Midshipman’s Hope and its sequels. Technically speaking, these are not utopian stories – only an excuse to do Horatio Hornblower style fiction in space – but if you want to understand fans of Sheriff Arpaio or ISIS, you can treat them as research...
Or if you prefer a more gentle vision, try Thea Alexander’s 2150 A.D. [18+]: a benevolent New Age computer guides the population serenely to higher levels of enlightenment. Given the hedonic nature of this utopia, I could almost place it in the social liberal utopia category. But given the amount of monitoring, including clothing that changes color to match your current level of enlightenment, I need to place it in the authoritarian category.
If all that feminist New Age enlightenment stuff makes you sick, how about some full-on endarkenment: Might makes right! In Tarnsman of Gor [18+] and its many sequels, heroes get glory and comely lasses, while girly-men (and girlies) get the chains they deserve. A serious political philosophy, or just grist for bedroom games? You decide, but do note that the author is a philosophy professor. Anyway, some of the books are decent science fiction, reminiscent of Edgar Rice Burroughs, and they are guaranteed to offend all feminists within a five mile radius.
No list of authoritarian utopias would be complete without some Nazi vision. So how about science fiction by Adolph Hitler himself?

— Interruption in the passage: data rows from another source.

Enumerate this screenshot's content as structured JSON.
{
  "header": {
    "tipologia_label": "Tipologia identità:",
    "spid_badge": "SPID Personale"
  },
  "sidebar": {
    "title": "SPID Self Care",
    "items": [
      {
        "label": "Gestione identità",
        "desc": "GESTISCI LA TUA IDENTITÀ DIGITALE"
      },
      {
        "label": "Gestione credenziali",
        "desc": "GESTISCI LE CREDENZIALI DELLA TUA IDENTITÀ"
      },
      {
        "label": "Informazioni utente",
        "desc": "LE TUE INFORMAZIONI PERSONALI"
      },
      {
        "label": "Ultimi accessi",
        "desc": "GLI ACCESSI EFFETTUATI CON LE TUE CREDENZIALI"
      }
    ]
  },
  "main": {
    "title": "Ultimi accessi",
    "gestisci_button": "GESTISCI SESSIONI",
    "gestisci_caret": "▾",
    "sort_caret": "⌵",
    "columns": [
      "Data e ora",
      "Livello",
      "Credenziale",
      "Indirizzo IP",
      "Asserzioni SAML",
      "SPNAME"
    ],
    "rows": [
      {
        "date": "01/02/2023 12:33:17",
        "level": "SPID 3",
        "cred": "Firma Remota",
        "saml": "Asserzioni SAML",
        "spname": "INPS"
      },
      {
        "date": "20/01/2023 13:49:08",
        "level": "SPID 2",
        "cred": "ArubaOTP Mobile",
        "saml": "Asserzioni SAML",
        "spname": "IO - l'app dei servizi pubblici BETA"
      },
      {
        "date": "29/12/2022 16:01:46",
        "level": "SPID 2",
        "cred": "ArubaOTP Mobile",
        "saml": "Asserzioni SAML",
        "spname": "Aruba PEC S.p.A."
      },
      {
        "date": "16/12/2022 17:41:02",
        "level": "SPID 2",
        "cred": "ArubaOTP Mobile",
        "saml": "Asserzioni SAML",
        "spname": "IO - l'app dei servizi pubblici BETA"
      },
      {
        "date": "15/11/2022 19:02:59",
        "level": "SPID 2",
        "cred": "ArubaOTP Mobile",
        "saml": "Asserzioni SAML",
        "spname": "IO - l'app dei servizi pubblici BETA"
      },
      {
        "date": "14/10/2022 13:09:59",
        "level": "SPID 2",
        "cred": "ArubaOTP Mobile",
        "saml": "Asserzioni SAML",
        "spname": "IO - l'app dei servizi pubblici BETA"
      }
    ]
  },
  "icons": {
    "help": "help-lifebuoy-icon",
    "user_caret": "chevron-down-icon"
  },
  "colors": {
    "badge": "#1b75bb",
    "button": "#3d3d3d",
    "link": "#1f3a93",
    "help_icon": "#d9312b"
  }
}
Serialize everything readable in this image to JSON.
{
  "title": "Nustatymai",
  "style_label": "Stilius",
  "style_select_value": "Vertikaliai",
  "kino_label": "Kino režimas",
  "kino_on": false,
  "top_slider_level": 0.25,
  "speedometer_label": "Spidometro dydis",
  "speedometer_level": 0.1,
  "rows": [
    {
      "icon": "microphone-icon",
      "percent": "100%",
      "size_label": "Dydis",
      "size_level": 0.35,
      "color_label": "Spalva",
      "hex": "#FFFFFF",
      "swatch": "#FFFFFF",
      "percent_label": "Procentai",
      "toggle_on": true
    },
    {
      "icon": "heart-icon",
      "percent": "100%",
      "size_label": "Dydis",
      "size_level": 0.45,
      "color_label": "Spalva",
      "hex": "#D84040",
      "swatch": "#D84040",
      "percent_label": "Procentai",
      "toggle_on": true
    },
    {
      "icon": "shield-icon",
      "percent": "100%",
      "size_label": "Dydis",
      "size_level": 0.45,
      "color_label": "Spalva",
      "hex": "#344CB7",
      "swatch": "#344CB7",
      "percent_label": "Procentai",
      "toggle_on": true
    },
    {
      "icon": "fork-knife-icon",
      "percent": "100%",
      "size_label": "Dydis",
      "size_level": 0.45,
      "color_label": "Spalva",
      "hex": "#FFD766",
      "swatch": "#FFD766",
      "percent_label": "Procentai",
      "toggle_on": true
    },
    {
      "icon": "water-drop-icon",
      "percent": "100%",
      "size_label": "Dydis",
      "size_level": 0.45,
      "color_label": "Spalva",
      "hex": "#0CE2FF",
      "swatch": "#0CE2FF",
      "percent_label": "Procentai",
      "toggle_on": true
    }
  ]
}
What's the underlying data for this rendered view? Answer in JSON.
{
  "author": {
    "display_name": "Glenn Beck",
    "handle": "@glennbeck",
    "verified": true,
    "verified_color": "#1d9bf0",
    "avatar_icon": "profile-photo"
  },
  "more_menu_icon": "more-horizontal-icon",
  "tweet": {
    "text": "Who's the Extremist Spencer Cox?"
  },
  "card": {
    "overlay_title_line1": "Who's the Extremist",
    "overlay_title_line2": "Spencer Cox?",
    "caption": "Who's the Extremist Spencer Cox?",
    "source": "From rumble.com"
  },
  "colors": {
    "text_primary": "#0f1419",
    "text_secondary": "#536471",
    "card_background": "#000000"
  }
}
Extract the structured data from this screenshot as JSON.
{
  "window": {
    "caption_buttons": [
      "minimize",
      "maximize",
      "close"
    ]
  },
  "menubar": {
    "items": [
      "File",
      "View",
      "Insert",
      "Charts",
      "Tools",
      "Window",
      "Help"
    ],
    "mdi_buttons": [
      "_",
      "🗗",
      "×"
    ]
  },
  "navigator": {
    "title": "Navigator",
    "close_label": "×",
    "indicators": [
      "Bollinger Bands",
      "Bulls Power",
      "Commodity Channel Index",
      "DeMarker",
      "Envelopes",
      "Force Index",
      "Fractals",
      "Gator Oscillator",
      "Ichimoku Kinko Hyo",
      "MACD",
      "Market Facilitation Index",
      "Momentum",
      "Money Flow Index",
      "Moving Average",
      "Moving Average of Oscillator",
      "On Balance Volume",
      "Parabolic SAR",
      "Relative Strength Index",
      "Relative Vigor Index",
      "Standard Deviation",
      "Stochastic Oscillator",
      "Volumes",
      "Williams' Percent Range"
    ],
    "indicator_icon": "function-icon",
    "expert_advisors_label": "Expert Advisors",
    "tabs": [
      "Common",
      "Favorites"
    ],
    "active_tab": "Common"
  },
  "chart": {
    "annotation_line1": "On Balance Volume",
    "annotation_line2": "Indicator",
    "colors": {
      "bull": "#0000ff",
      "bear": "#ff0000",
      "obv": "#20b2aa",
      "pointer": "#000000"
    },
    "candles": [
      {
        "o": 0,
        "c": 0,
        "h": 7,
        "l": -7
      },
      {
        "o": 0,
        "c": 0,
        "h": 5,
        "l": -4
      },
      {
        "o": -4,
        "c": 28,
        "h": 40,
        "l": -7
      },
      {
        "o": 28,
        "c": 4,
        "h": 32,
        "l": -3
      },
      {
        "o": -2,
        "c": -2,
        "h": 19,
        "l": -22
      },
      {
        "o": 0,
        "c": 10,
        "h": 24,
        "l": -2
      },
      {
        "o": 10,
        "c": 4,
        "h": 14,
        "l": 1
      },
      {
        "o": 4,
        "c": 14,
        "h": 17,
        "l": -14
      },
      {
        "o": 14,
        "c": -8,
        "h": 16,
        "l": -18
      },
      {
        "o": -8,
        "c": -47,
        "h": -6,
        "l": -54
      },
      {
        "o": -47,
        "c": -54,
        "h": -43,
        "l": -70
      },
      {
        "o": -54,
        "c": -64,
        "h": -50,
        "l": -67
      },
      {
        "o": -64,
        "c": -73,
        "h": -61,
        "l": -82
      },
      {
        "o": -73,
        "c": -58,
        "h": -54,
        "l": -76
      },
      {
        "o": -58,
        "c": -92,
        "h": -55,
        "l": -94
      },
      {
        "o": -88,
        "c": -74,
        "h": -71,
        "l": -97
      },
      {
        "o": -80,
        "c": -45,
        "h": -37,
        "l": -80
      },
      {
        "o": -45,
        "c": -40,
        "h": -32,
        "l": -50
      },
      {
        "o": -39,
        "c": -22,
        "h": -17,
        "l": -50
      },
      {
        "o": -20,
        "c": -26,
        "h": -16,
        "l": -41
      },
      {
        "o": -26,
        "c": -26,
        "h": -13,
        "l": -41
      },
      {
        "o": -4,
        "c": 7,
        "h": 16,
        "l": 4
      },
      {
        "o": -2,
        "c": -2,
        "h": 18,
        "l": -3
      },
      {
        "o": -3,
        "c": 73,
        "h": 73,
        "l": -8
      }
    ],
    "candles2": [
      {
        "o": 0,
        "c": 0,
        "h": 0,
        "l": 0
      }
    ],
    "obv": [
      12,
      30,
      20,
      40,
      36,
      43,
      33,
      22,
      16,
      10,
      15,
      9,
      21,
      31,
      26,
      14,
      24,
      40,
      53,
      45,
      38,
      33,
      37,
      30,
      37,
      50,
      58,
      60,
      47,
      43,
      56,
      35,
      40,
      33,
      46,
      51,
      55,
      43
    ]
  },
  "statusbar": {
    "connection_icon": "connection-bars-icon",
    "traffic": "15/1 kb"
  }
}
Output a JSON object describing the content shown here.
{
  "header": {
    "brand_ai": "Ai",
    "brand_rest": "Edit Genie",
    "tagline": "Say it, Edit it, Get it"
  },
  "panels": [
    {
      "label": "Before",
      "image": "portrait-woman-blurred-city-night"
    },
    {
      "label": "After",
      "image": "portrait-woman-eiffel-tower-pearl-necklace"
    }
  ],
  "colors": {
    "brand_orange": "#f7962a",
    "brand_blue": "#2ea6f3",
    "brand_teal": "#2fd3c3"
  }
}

In The Iron Dream, Norman Spinrad envisions an alternate reality where Hitler emigrated to the United States after the failed Munich Putsch. He then used his artistic skills to illustrate science fiction magazines and eventually took up writing himself. Lord of the Swastika is his last and greatest work. The parallel universe intro remarks and afterward are darkly hilarious. The novel itself – set in a post nuclear age populated by mutants – will allow you to think like a Nazi without hating any extant humans. Indeed, the novel so resembles more popular heroic fantasies that you may realize that you have already been indulging your inner Nazi. Disturbing.
Equal time requires a Bolshevik novel. How about Joseph Stalin’s favorite: Cement by Fyodor Gladkov. Feel the proletarian solidarity as working class men and women struggle to get a cement factory working despite bureaucrats and saboteurs. Utterly unheroic, and a mostly dull read, but if you are a Bolshevik, you deserve every page. This is the perfect gift for your Che T-shirt wearing nephew. (Bonus: compare the opening scene to that of Atlas Shrugged. The parallels are ominous.)
Finally, I leave you with a bit of all-American authoritarianism, from Hollywood. Arresting and trying people for pursuing happiness incorrectly is just too inconvenient. Shoot them in the streets! And check out our clothes! Styling! Miami Vice is the TV show that inspired the authoritarian "utopia" we live in today.